said DEP Interim Secretary Mimi Drew. “It is important that boaters know how to
properly dispose of sewage, and that marinas know about the grant money
available right now to help them purchase and operate pumpout equipment.”
Marine facilities can take advantage of CVA grants that reimburse 75 percent
of the total costs of approved pumpout projects, leaving the marina responsible
for only 25 percent of the total in matching funds. To offset out of pocket
expense, the program also allows facilities to count in-house labor costs and
pumpout boat trade-in values toward meeting the required match. With an average
cost of $12,000 – $75,000, pumpout projects allow sewage to be removed from a
boat and then disposed of through established treatment procedures.
The remodeled Pitch In-Pump Out website,
easy access to all grant application forms and clear, easy-to-follow steps
through the application process as well as an online application for marinas.
The site also provides tips for boaters on proper pumpout techniques and a
listing of pumpout stations in Florida.
With more than 2,000 marinas, Florida has the largest number of marine
facilities in the country. Drawing millions of visitors each year, Florida’s
clear waters, world-class beaches and coral reefs support a $60.8 billion
tourism industry, an $18.9 billion boating industry and a fishing industry that
injects more than $7.5 billion a year into Florida’s communities.
When sewage is sent overboard, it can negatively impact both the environment
and human health. Sewage contains disease-causing microorganisms and can reduce
oxygen levels in water that fish and other aquatic species need to survive. To
date, more than 10.5 million gallons of raw sewage from boats has been prevented
from being discharged into Florida waters because one of the state’s 411 pumpout
facilities were used.
About the Clean Vessel Act Grant Program
The Clean Vessel Act of 1992 was signed into law to reduce pollution from
vessel sewage discharges, prohibiting the discharge of raw sewage into fresh
water or within coastal salt-water limits. The act established a federal grant
program administered by the U.S. Fish and Wildlife Service, which to date has

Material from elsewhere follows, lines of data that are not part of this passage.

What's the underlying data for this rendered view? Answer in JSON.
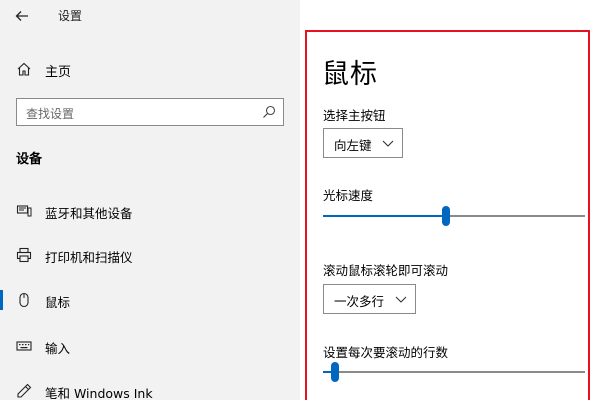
{
  "window": {
    "title": "设置"
  },
  "sidebar": {
    "home_label": "主页",
    "search_placeholder": "查找设置",
    "section_title": "设备",
    "items": [
      {
        "label": "蓝牙和其他设备",
        "icon": "bluetooth-devices-icon",
        "selected": false
      },
      {
        "label": "打印机和扫描仪",
        "icon": "printer-icon",
        "selected": false
      },
      {
        "label": "鼠标",
        "icon": "mouse-icon",
        "selected": true
      },
      {
        "label": "输入",
        "icon": "keyboard-icon",
        "selected": false
      },
      {
        "label": "笔和 Windows Ink",
        "icon": "pen-icon",
        "selected": false
      }
    ]
  },
  "main": {
    "title": "鼠标",
    "primary_button": {
      "label": "选择主按钮",
      "value": "向左键"
    },
    "cursor_speed": {
      "label": "光标速度",
      "level": 0.47
    },
    "scroll": {
      "label": "滚动鼠标滚轮即可滚动",
      "value": "一次多行"
    },
    "lines_per_scroll": {
      "label": "设置每次要滚动的行数",
      "level": 0.03
    }
  },
  "colors": {
    "accent": "#0067c0",
    "highlight_border": "#e81123",
    "sidebar_bg": "#f2f2f2"
  }
}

awarded more than $172 million for states to install thousands of sewage pumpout
facilities. Grants are available for construction and installation of sewage

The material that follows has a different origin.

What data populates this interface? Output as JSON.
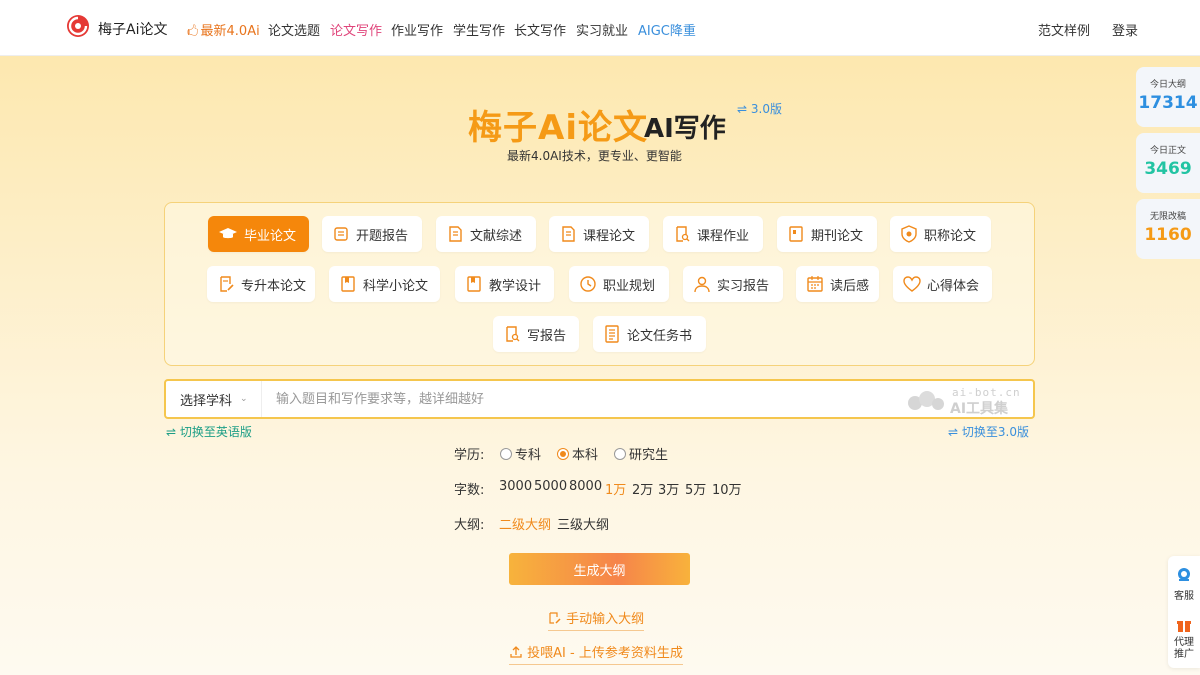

pumpout facilities at marinas or the purchase of pumpout boats.